| Activity |
An acceptable answer contains every record below, unchanged, and no pictures.

| Available data |

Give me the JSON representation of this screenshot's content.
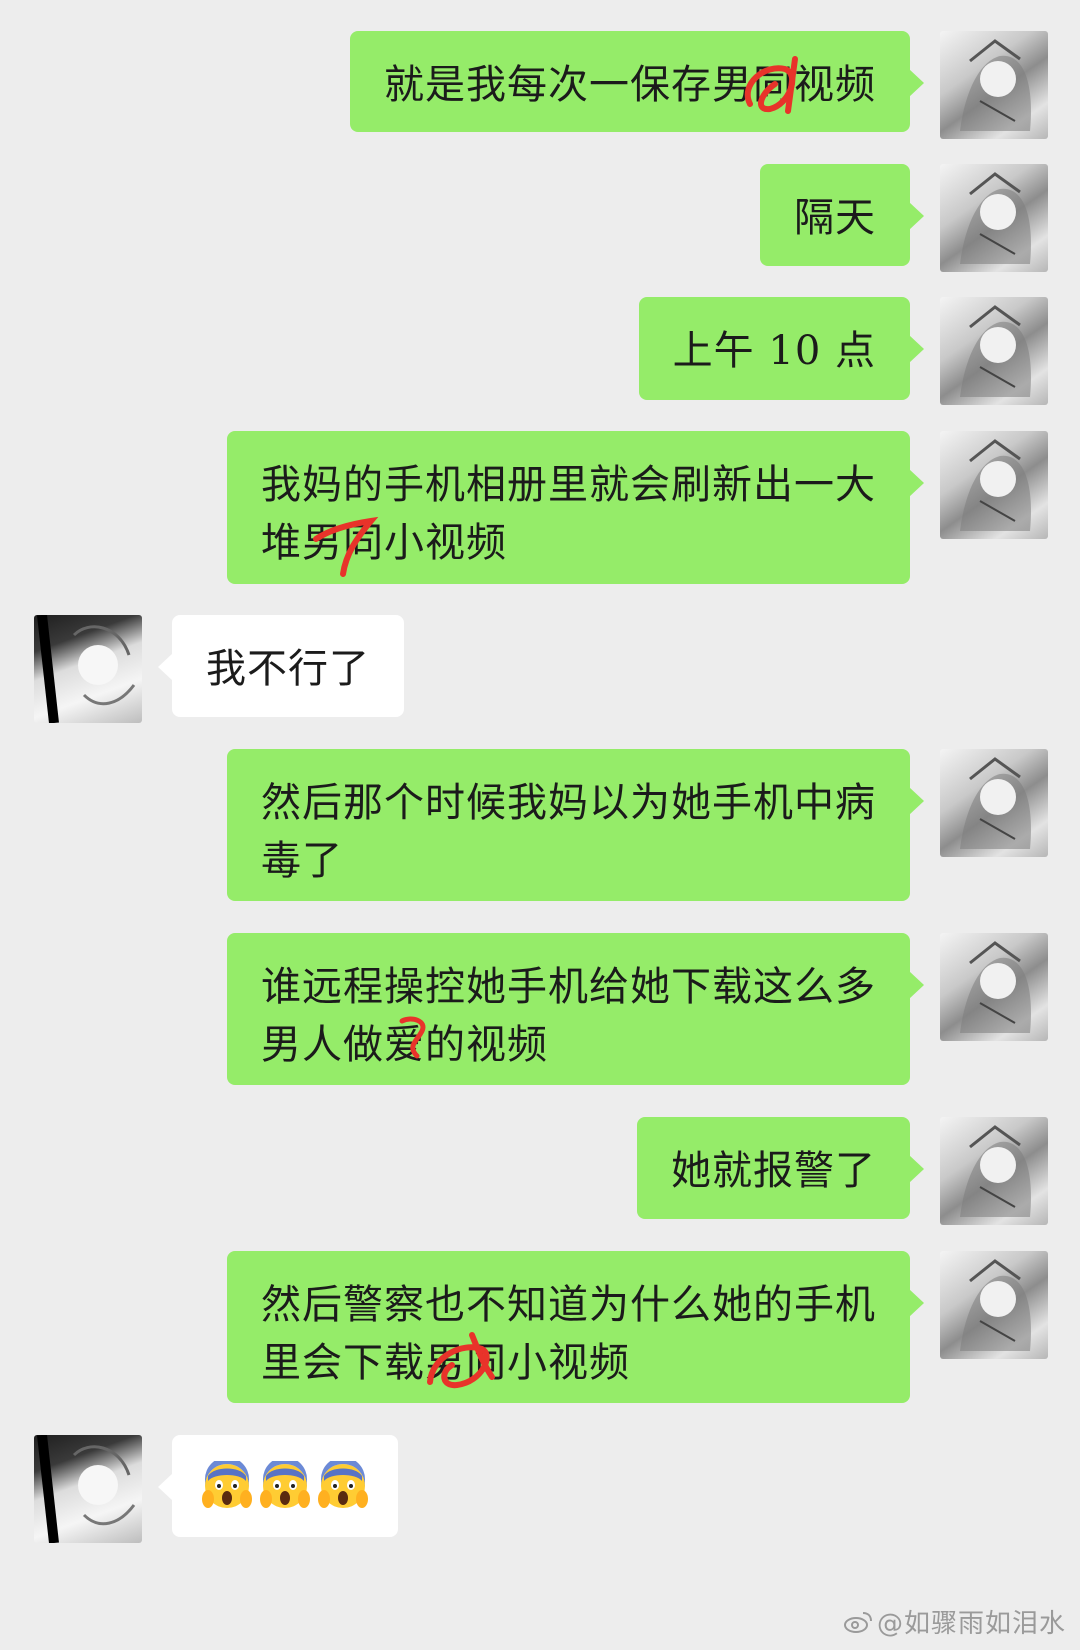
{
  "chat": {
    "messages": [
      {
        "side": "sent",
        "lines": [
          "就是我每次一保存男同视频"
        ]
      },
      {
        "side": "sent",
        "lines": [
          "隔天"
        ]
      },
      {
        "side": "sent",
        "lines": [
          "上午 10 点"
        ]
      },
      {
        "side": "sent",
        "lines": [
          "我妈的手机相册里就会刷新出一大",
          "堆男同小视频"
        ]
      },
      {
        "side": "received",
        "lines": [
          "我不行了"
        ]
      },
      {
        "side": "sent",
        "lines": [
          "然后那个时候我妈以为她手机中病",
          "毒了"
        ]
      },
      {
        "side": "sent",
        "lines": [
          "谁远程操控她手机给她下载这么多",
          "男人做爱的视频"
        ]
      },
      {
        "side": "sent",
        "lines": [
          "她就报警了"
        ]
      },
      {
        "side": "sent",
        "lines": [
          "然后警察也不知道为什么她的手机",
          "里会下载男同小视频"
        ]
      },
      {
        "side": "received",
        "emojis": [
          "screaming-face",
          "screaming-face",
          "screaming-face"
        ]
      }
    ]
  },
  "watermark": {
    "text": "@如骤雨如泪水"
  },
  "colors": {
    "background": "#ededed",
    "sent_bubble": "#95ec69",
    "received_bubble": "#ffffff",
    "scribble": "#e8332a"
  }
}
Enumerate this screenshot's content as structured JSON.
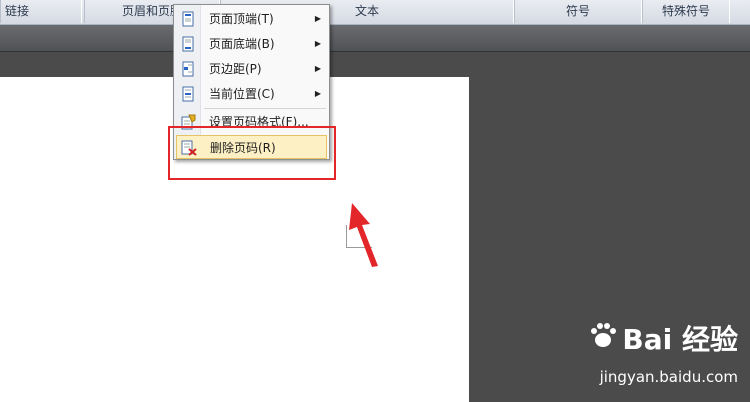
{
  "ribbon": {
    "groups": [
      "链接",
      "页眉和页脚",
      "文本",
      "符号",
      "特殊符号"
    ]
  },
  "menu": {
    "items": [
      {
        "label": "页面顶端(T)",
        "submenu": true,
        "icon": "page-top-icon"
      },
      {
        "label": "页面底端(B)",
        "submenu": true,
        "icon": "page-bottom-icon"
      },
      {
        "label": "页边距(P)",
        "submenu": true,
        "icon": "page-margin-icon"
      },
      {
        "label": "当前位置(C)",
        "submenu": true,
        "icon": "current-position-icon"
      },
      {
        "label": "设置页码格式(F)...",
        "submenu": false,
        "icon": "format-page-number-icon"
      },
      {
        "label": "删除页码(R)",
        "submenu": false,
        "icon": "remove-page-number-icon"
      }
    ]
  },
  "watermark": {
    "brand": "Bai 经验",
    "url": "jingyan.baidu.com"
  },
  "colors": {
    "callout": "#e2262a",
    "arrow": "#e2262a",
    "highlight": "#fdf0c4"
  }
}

| Solution below |
Give me the JSON representation of this screenshot's content.
{
  "chat": {
    "messages": [
      {
        "side": "sent",
        "lines": [
          "就是我每次一保存男同视频"
        ]
      },
      {
        "side": "sent",
        "lines": [
          "隔天"
        ]
      },
      {
        "side": "sent",
        "lines": [
          "上午 10 点"
        ]
      },
      {
        "side": "sent",
        "lines": [
          "我妈的手机相册里就会刷新出一大",
          "堆男同小视频"
        ]
      },
      {
        "side": "received",
        "lines": [
          "我不行了"
        ]
      },
      {
        "side": "sent",
        "lines": [
          "然后那个时候我妈以为她手机中病",
          "毒了"
        ]
      },
      {
        "side": "sent",
        "lines": [
          "谁远程操控她手机给她下载这么多",
          "男人做爱的视频"
        ]
      },
      {
        "side": "sent",
        "lines": [
          "她就报警了"
        ]
      },
      {
        "side": "sent",
        "lines": [
          "然后警察也不知道为什么她的手机",
          "里会下载男同小视频"
        ]
      },
      {
        "side": "received",
        "emojis": [
          "screaming-face",
          "screaming-face",
          "screaming-face"
        ]
      }
    ]
  },
  "watermark": {
    "text": "@如骤雨如泪水"
  },
  "colors": {
    "background": "#ededed",
    "sent_bubble": "#95ec69",
    "received_bubble": "#ffffff",
    "scribble": "#e8332a"
  }
}
Enumerate this screenshot's content as structured JSON.
{
  "ribbon": {
    "groups": [
      "链接",
      "页眉和页脚",
      "文本",
      "符号",
      "特殊符号"
    ]
  },
  "menu": {
    "items": [
      {
        "label": "页面顶端(T)",
        "submenu": true,
        "icon": "page-top-icon"
      },
      {
        "label": "页面底端(B)",
        "submenu": true,
        "icon": "page-bottom-icon"
      },
      {
        "label": "页边距(P)",
        "submenu": true,
        "icon": "page-margin-icon"
      },
      {
        "label": "当前位置(C)",
        "submenu": true,
        "icon": "current-position-icon"
      },
      {
        "label": "设置页码格式(F)...",
        "submenu": false,
        "icon": "format-page-number-icon"
      },
      {
        "label": "删除页码(R)",
        "submenu": false,
        "icon": "remove-page-number-icon"
      }
    ]
  },
  "watermark": {
    "brand": "Bai 经验",
    "url": "jingyan.baidu.com"
  },
  "colors": {
    "callout": "#e2262a",
    "arrow": "#e2262a",
    "highlight": "#fdf0c4"
  }
}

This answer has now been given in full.